▶ **Dataset entries**
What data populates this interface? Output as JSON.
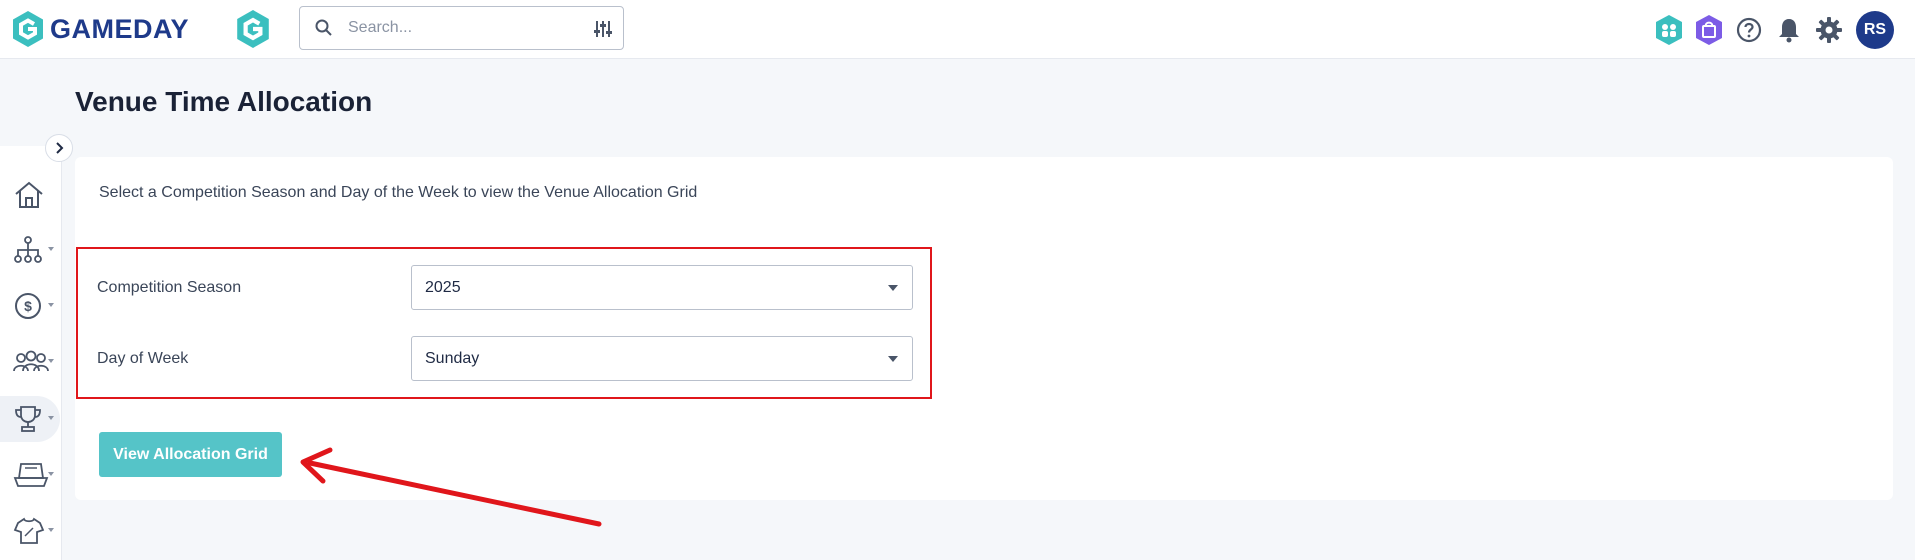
{
  "header": {
    "logo_text": "GAMEDAY",
    "search": {
      "placeholder": "Search..."
    },
    "avatar_initials": "RS"
  },
  "colors": {
    "brand_teal": "#3bbfbf",
    "brand_navy": "#1e3a8a",
    "button_teal": "#55c4c8",
    "highlight_red": "#e0161b"
  },
  "page": {
    "title": "Venue Time Allocation",
    "intro": "Select a Competition Season and Day of the Week to view the Venue Allocation Grid",
    "fields": [
      {
        "label": "Competition Season",
        "value": "2025"
      },
      {
        "label": "Day of Week",
        "value": "Sunday"
      }
    ],
    "submit_label": "View Allocation Grid"
  },
  "sidebar": {
    "items": [
      {
        "icon": "home-icon"
      },
      {
        "icon": "org-structure-icon"
      },
      {
        "icon": "finance-dollar-icon"
      },
      {
        "icon": "people-group-icon"
      },
      {
        "icon": "trophy-icon"
      },
      {
        "icon": "venue-icon"
      },
      {
        "icon": "jersey-icon"
      }
    ]
  }
}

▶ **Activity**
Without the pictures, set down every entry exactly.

▶ **Solution for this problem**
What data populates this interface? Output as JSON.
{
  "header": {
    "logo_text": "GAMEDAY",
    "search": {
      "placeholder": "Search..."
    },
    "avatar_initials": "RS"
  },
  "colors": {
    "brand_teal": "#3bbfbf",
    "brand_navy": "#1e3a8a",
    "button_teal": "#55c4c8",
    "highlight_red": "#e0161b"
  },
  "page": {
    "title": "Venue Time Allocation",
    "intro": "Select a Competition Season and Day of the Week to view the Venue Allocation Grid",
    "fields": [
      {
        "label": "Competition Season",
        "value": "2025"
      },
      {
        "label": "Day of Week",
        "value": "Sunday"
      }
    ],
    "submit_label": "View Allocation Grid"
  },
  "sidebar": {
    "items": [
      {
        "icon": "home-icon"
      },
      {
        "icon": "org-structure-icon"
      },
      {
        "icon": "finance-dollar-icon"
      },
      {
        "icon": "people-group-icon"
      },
      {
        "icon": "trophy-icon"
      },
      {
        "icon": "venue-icon"
      },
      {
        "icon": "jersey-icon"
      }
    ]
  }
}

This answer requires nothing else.